▶ The task
The entire set of lines below should be copied exactly.

▶ Data
_ _ _

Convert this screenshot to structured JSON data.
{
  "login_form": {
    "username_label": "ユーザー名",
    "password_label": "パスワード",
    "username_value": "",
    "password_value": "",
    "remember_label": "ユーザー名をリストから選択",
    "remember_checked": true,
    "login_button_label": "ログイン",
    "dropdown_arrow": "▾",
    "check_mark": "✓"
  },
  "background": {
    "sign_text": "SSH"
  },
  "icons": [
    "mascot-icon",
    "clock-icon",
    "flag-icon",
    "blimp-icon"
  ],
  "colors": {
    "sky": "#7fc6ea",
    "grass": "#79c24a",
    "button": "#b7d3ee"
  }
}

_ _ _

▶ Result
Convert this screenshot to structured JSON data.
{
  "login_form": {
    "username_label": "ユーザー名",
    "password_label": "パスワード",
    "username_value": "",
    "password_value": "",
    "remember_label": "ユーザー名をリストから選択",
    "remember_checked": true,
    "login_button_label": "ログイン",
    "dropdown_arrow": "▾",
    "check_mark": "✓"
  },
  "background": {
    "sign_text": "SSH"
  },
  "icons": [
    "mascot-icon",
    "clock-icon",
    "flag-icon",
    "blimp-icon"
  ],
  "colors": {
    "sky": "#7fc6ea",
    "grass": "#79c24a",
    "button": "#b7d3ee"
  }
}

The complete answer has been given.